(October 27, 2016) Each spring pulses of young American eels migrate into Chesapeake Bay as part of a complex life cycle that brings these creatures from the open waters of the Sargasso Sea to shallow, turbid estuaries from Greenland to Venezuela. VIMS professor Mary Fabrizio describes efforts to study juvenile eels in light of recent declines in landings of adult American eels along the Atlantic coast. Those declines are clearly evident from the VIMS Trawl Survey, which has been recording the abundance of eels and other fishes in Virginia's waters since 1955.

Harmful algal blooms

(September 29, 2016) Harmful algal blooms, otherwise known as "red tides," are of growing concern in coastal waters worldwide, including Chesapeake Bay. VIMS professor Kim Reece, a member of Virginia's Harmful Algal Bloom Task Force, explores the human activities and natural factors that encourage microscopic algae to form dense blooms, and the effects that some of these blooms can have on marine life and human health.

Climate, coral reefs, and resilience

(August 25, 2016) Healthy coral reefs support an astounding diversity of marine life and provide countless benefits to people via coastal protection, food, jobs, medicine, recreation and more. Join us as VIMS alumna Britt Parker, climate coordinator with NOAA’s Coral Reef Conservation Program, explores how climate change and ocean acidification threaten coral reefs worldwide, and explains how fostering more resilient reefs may be an effective strategy to address the impacts of these and other human impacts. View archived video online.

Life after catch: Insights into the movements, behavior and survival of released billfish

(July 28, 2016) Billfish--including white and blue marlin--are some of the ocean's most remarkable predators. VIMS professor John Graves, a world-renowned expert on billfish science and management, explores how he and his colleagues use satellite tagging of billfish to better understand the magnitude of post-release mortality and measures that can be taken to promote survival.  View archived video online.

The shocking truth about sharks

(June 30, 2016) Fish physiologist Richard Brill describes the successes and challenges of his team's attempts to develop practical methods to deter sharks from fishing gear, as well as a range of other studies including those designed to understand how global climate change may affect sharks in Chesapeake Bay and nearby coastal environments. View archived video online.

Whimbrels: the wide-ranging wader

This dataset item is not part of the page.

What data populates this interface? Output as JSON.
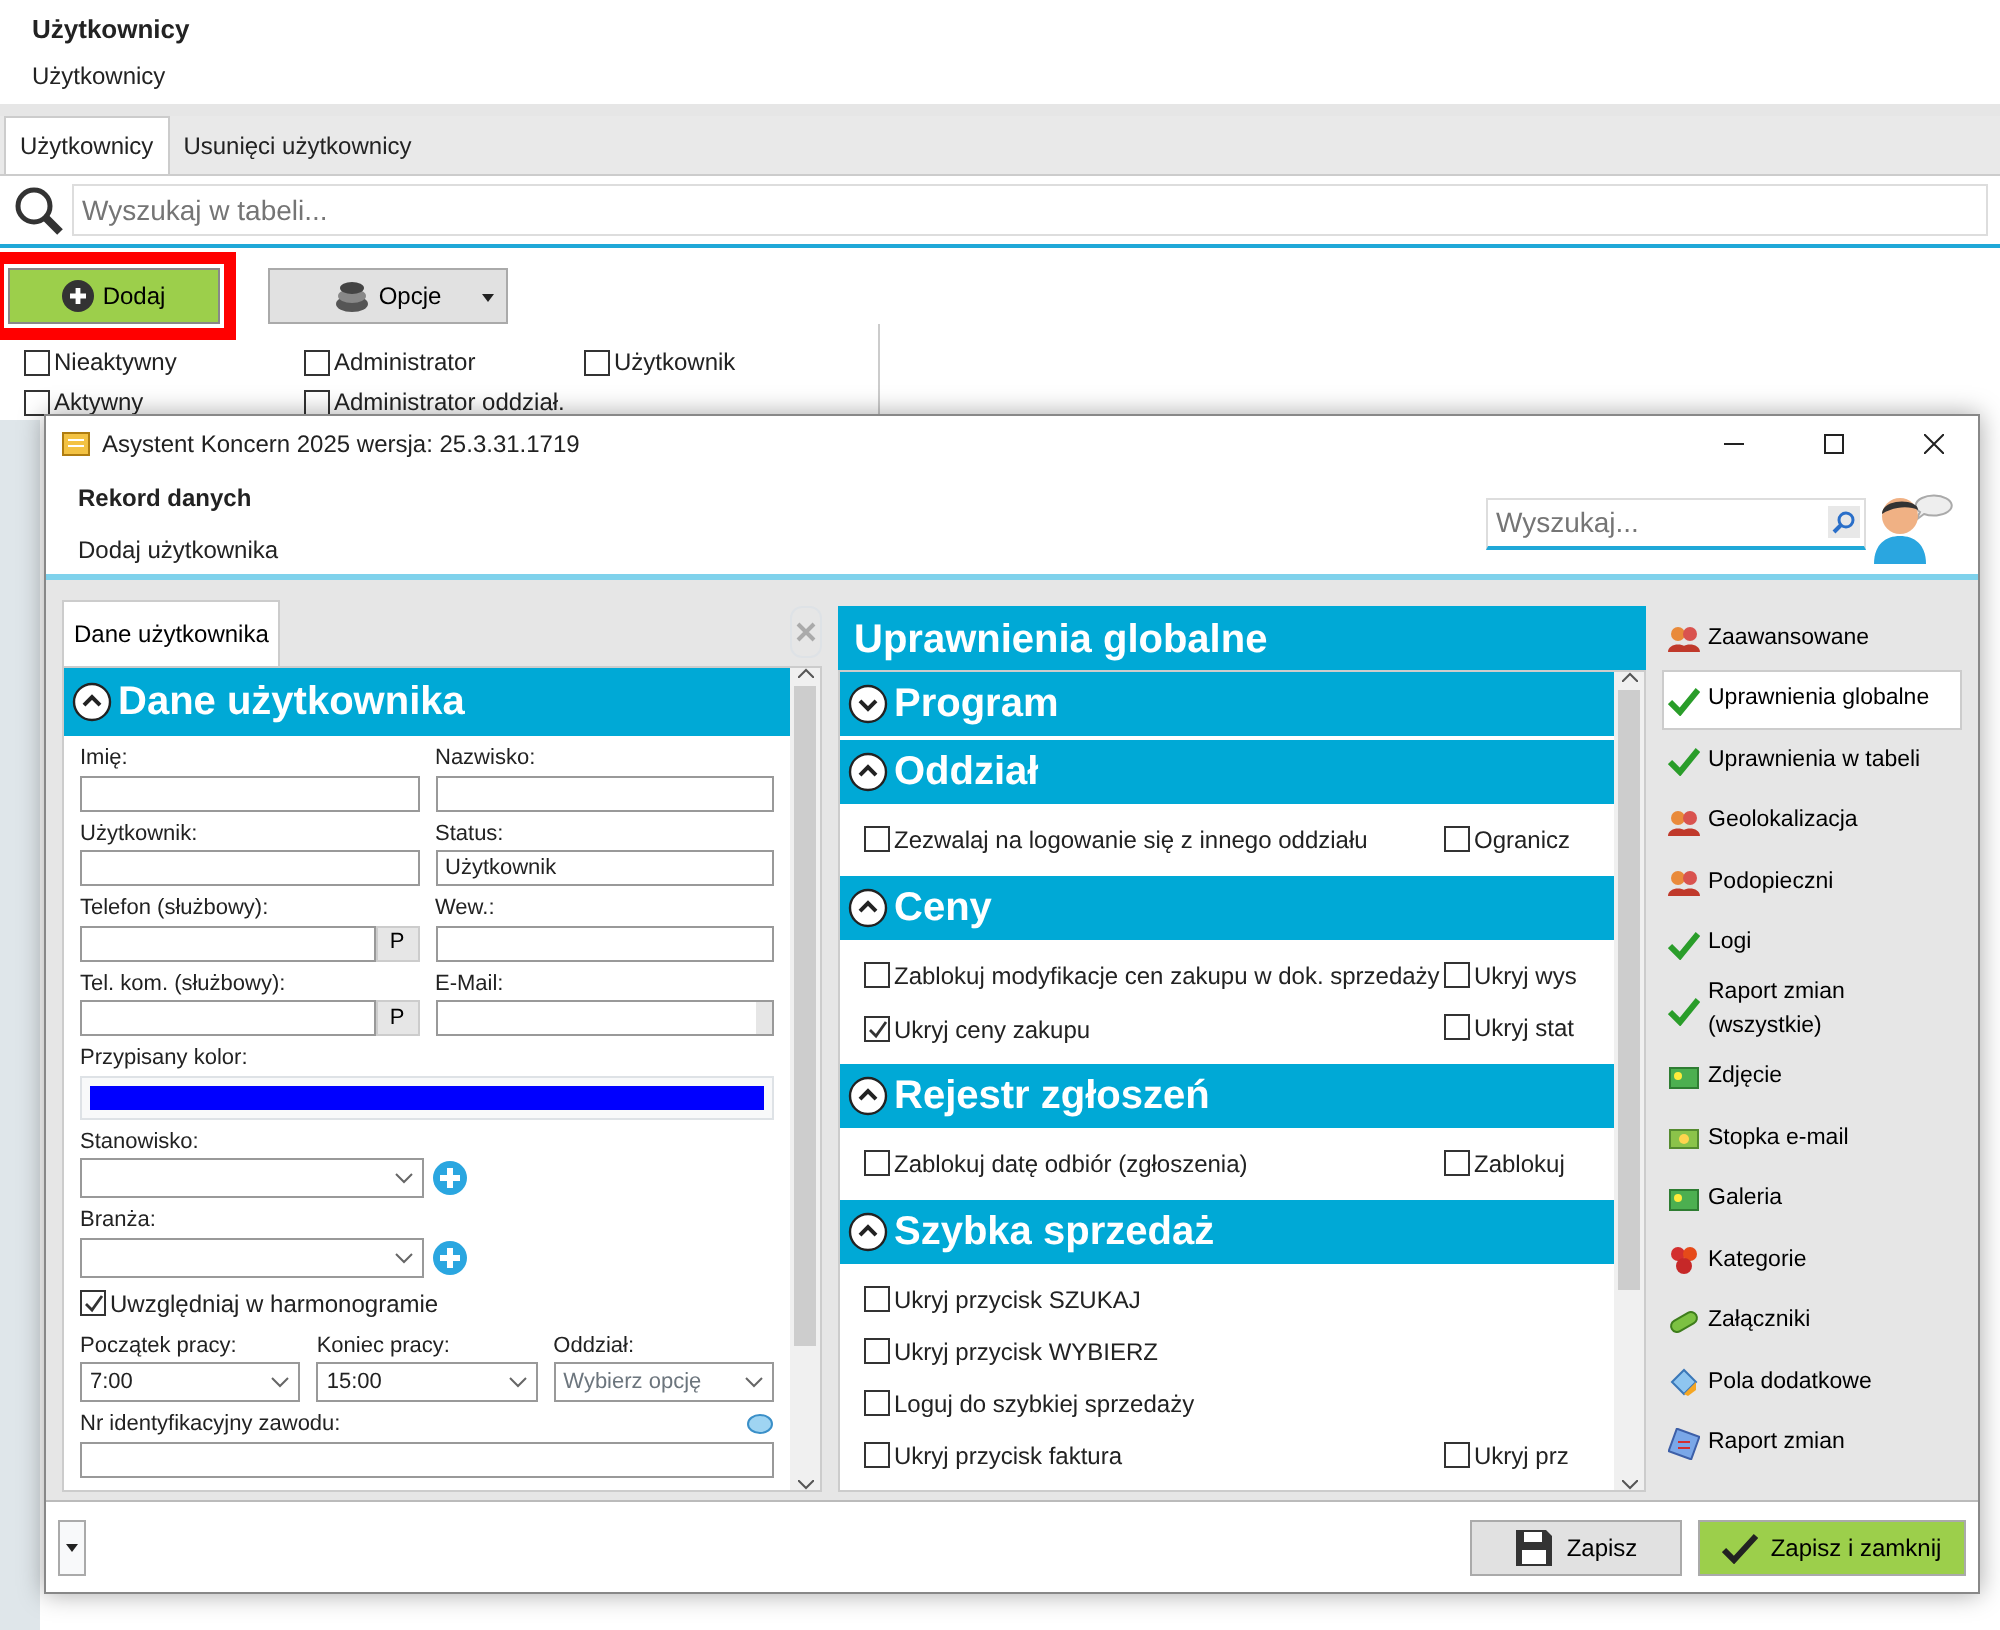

(March 31, 2016) From the Amazon River to Arctic Canada, whimbrels undertake one of the world's most amazing avian migrations. Dr. Bryan Watts, Director of the Center for Conservation Biology, highlights efforts to study this shorebird and the importance of its springtime stopover on Virginia's Eastern Shore. Watts also describes the Center's whimbrel-tracking research and introduce Project Whimbrel Watch. View archived video online.

Ocean plastics: sources, impacts, and alternatives

(February 25, 2016) VIMS researchers Kirk Havens and Rob Hale join forces to explore pollution of the ocean by plastics. Havens, who directs the Marine Debris program at VIMS, focuses on the source of ocean plastics--both the large items that catch public attention and a floating soup of microplastics--and showcase his work to develop biodegradable alternatives. Hale, an environmental chemist, describes how ocean plastics can potentially introduce toxic chemicals into the marine food web. View archived video online.

Native Use of the Chesapeake

(January 28, 2016) Native Americans have relied on Chesapeake Bay's natural resources for thousands of years. W&M anthropology professor Martin Gallivan uses archaeological evidence and colonial accounts to reveal the tools and techniques employed by local tribes to harvest the Bay's bounty. He also explores how new research using environmental data from sediments, shells, and bones could help paint an even richer picture of Algonquian use of marine resources.  View archived video online.